Choose a medium weight fusible that adheres to your denim or chosen self fabric securely. The interfacing will be used for the Fly Extension, Zipper Shield and Waistband Pieces. It can be black or white since thick denim will not allow the interfacing to show through to the right side!
A no-sew jeans button measuring 1/2"-1". We stock several types of jeans buttons in our shop.
Six pocket rivets - these are optional if you are using a fabric other than denim since you could also just bartack very securely at these pressure points but I don't think rivets are optional if you are sewing with denim. They are essential to create the classic strength and appearance of jeans. We have several types of rivets in our shop as well.
Thread - you will need regular polyester thread (which is stronger than cotton) to match the colour of your denim and thicker topstitching thread in a pleasing contrasting colour. Some of our test sewers successfully sewed their entire jeans using Gutermann Extra Strong Thread which is not quite as thick as topstitching thread. This allowed them to skip the hassle of re-threading their machine each time they needed to topstitch. My machine is never very happy when sewing with thick thread (it binds up when I backstitch) so I prefer to switch back and forth to ensure that my seams are strong and backstitched securely before I topstitch them. We will be discussing all sorts of tips and tricks for tidy topstitching later on in the sew-along!

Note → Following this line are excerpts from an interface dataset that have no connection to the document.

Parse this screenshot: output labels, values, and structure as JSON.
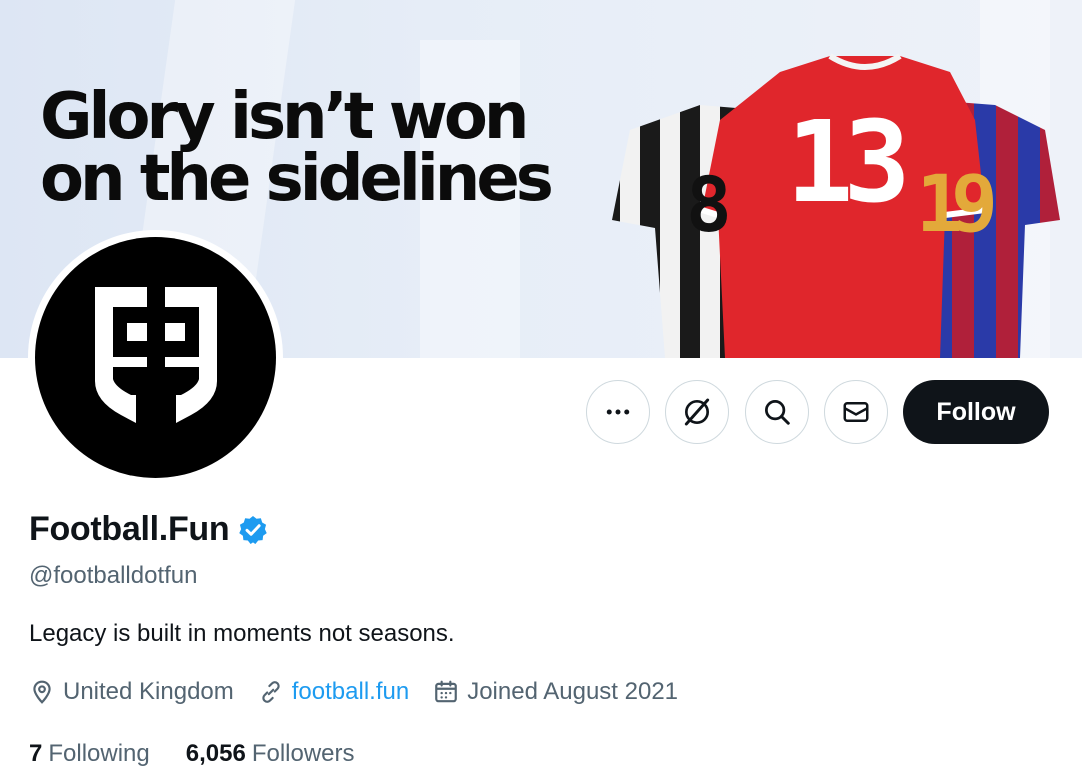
{
  "banner": {
    "headline_line1": "Glory isn’t won",
    "headline_line2": "on the sidelines",
    "jersey_numbers": [
      "8",
      "13",
      "19"
    ]
  },
  "avatar": {
    "icon": "football-fun-shield-logo"
  },
  "actions": {
    "more_icon": "more-horizontal-icon",
    "grok_icon": "grok-icon",
    "search_icon": "search-icon",
    "message_icon": "envelope-icon",
    "follow_label": "Follow"
  },
  "profile": {
    "display_name": "Football.Fun",
    "verified": true,
    "handle": "@footballdotfun",
    "bio": "Legacy is built in moments not seasons.",
    "location": "United Kingdom",
    "website": "football.fun",
    "joined": "Joined August 2021"
  },
  "stats": {
    "following_count": "7",
    "following_label": "Following",
    "followers_count": "6,056",
    "followers_label": "Followers"
  },
  "colors": {
    "accent": "#1d9bf0",
    "text_primary": "#0f1419",
    "text_secondary": "#536471",
    "follow_bg": "#0f1419"
  }
}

An optional 3 X 2 1/2" decorative label - Most store bought jeans feature a leather-like label on the back waistband. I love adding my own blank label as a way to draw attention to the fact that my jeans are not branded! You can stitch a real leather label to your jeans or you can add a washable paper one. We carry these in our shop for $2 CAD. They are comprised of the same material that brands like Levis or Wrangler uses for their labels - this washable paper stands up to machine washing and drying at any temperature.
A metal toothed zipper - if you can not find the size recommended in the instruction booklet, a longer zipper will do just fine! I will be showing you how to shorten the zipper during the sew-along. We carry 7" and 8" jeans zippers in our shop. Oh, and don't be concerned about the width of the zipper tape! The pattern pieces are marked so that you will be able to place your zipper correctly regardless of the width of your zipper.
Before we continue with the sew-along, make sure to pre-wash your denim. I recommend washing it with a cup of vinegar on fairly high heat to set the indigo dye and pre-shrink/pre-soften the denim...unless, of course, you are a denim enthusiast who wants to sew up a pair of raw denim jeans! In that case, you'll want to keep them stiff and saturated with dye by avoiding washing at all! You can read about that whole philosophy here (be prepared to be lost down a bit of a rabbit hole!).